In the erstwhile estate of Jammu and Kashmir, the Gujjars and Bakerwals could be seen as single largest community in around fifteen to twenty Assembly constituencies.
The communities were in for a political shock when they saw only two of them winning elections in 1996 -Choudhary Mohammad Hussain and Mian Altaf Ahmad. In other Gujjar dominated Constituencies, the community members competed against each other while non-Gujjars won the seats.
It is at this stage that the campaign for political reservation intensified. Declared as Scheduled Tribe in 1991, the Gujjars were not recommended by Delimitation Commission of 1995 for reservation in Legislature.

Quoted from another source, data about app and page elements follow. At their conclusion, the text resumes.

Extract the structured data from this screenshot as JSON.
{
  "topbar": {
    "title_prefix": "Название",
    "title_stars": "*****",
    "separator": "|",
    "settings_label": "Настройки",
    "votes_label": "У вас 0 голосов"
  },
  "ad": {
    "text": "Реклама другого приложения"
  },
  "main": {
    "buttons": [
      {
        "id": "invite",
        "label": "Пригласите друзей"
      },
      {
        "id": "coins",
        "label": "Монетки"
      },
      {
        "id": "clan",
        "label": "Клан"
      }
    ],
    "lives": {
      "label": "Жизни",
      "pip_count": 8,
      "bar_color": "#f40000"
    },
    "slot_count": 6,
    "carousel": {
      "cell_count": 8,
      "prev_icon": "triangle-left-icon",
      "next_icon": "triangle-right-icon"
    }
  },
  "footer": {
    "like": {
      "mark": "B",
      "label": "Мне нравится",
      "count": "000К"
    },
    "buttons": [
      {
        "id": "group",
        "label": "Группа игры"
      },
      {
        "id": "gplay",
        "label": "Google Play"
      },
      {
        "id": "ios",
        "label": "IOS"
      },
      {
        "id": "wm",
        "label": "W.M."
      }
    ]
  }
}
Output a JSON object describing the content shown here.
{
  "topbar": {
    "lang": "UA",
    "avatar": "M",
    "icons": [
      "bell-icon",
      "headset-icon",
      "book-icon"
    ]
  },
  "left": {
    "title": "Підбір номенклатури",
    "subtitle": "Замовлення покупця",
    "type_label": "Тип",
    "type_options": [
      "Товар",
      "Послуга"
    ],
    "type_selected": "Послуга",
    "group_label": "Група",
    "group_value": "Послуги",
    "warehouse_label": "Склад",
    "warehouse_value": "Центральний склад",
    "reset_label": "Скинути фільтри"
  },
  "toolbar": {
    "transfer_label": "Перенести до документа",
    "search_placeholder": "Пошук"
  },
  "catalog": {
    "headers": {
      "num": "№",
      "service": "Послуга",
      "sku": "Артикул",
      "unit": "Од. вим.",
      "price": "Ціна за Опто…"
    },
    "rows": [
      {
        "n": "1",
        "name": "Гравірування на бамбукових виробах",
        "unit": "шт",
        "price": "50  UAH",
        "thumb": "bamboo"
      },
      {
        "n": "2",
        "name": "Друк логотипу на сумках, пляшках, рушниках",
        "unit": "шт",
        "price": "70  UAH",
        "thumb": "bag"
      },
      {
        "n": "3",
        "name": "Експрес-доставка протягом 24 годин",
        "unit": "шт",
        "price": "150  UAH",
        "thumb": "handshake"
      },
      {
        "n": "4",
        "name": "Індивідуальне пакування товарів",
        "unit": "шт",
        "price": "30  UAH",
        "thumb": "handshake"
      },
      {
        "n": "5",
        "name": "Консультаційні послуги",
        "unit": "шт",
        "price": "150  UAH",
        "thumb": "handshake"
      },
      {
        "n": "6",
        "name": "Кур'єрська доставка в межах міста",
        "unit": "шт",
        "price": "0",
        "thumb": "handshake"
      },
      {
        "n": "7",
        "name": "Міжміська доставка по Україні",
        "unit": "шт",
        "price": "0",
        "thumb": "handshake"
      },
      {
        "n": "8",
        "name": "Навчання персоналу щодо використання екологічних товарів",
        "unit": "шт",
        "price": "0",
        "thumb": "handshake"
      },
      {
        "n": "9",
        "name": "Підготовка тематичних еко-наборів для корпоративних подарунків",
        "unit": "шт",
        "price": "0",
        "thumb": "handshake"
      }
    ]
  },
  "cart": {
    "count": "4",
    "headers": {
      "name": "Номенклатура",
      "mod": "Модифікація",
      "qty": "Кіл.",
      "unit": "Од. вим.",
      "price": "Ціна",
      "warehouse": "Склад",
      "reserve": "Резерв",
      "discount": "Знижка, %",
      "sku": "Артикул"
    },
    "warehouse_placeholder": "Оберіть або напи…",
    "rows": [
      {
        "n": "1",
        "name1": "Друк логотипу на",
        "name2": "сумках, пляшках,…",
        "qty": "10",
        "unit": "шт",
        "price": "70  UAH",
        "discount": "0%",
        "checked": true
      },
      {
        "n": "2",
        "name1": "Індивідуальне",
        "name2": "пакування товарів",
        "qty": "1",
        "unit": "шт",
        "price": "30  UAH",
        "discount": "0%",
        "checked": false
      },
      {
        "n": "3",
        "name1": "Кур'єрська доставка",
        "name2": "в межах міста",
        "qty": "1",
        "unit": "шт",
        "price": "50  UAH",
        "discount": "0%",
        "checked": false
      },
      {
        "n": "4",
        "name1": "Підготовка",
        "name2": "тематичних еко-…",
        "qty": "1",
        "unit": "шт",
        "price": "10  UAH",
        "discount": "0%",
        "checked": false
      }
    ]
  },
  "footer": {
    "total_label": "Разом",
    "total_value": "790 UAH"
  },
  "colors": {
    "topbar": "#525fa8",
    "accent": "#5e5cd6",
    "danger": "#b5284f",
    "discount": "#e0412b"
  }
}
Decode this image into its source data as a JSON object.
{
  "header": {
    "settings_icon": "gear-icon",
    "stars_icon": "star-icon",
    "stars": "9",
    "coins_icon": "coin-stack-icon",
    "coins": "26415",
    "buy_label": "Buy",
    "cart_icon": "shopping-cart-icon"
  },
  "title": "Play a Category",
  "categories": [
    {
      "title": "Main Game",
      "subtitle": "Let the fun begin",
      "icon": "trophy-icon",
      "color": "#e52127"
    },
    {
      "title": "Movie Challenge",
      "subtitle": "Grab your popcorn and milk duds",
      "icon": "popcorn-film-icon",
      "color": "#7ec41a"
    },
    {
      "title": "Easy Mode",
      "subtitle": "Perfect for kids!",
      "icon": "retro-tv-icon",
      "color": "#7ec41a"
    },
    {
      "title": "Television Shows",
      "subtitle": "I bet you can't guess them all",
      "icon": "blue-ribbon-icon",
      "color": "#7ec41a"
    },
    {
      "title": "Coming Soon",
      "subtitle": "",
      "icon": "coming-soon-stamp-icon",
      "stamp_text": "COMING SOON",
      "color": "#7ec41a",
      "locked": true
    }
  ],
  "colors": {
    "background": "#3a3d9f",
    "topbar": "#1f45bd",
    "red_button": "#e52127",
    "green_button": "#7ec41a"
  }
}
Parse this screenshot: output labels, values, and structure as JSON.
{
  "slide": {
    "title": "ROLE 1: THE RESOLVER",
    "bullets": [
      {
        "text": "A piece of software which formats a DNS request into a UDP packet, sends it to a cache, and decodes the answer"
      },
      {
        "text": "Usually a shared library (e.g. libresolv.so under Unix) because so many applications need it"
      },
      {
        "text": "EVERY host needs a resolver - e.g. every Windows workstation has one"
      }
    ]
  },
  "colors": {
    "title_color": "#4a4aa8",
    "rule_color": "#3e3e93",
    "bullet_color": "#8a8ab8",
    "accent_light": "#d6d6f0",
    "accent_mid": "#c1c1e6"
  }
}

There is a long history of politicisation of Gujjars which has ended after the removal of Article 370 as their key demands and requirements stand fulfilled: reservation in Legislature and the Forests Rights Act.
Drawing strength from the Reorganisation Act of 2019, the Manoj Sinha administration has already effectively implemented the Forests Rights Act.
Leaving Gujjars and Bakerwals as happiest section of society anywhere in Jammu and Kashmir, the Delimitation Commission in its final award has confirmed reservation of nine seats for the Scheduled Tribes. This is historic for these tribes as now they make ten percent of the Legislature.
The Commission has recommended to reserve nine seats for the Scheduled Tribe -eight of them go to Gujjars and Bakerwals and one to Shina community of Gurez in north Kashmir.
Personally reached out by the Congress leadership including Prime Ministers Jawaharlal Nehru and Indira Gandhi, longtime critical support mass of the National Conference to significant expansion material for the Peoples Democratic Party, the Gujjar and Bakerwal tribal communities of Jammu and Kashmir are increasingly finding themselves cared and looked after.
There is a long history of politicisation of community which is gradually tapering down as constitutional rights begin to reach them with honour and dignity.
The Gujjars and Bakerwals numbering over a million –though figures are disputed –have always remained at the center of conflict-laced political projects and the national security loom, but there were hardly any material gains for the community. From filling up the back rows of political rallies to being admired as the country’s second line of defence –for being border area dwellers, mainly –their position was hardly ever considered for elevation beyond the obvious decorative value.
This decorative value brought fortunes for the ‘vendors’ who became millionaires through political routes but the overall social condition of the Gujjars and Bakerwals didn’t see any significant elevation to be able to live a dignified life. Laws necessary for the empowerment of community were never enacted, the political reservation, as applicable to Scheduled Tribes in other parts of the country, was never allowed to enter Jammu and Kashmir.
Looking at the high political development from the margins for decades, the Gujjars emerged key beneficiaries of the monumental changes of August 5, 2019 event. Many would still be nostalgic about the so-called special status but there is general consensus among the community elites that political reservation –as committed in Jammu and Kashmir Reorganisation Act –would have never come in the pre-August 5 environment. This can safely be said on the basis of three-decade-long struggle for inclusion in ST and further three-decade-long struggle for the political reservation. When the next elections happen, Gujjars will have Assembly constituencies reserved as per the percentage of their population. This will be a constitutionally guaranteed assurance for a certain numbers of tribal people in the legislature. (Translated from Urdu by Shabir Ahmed)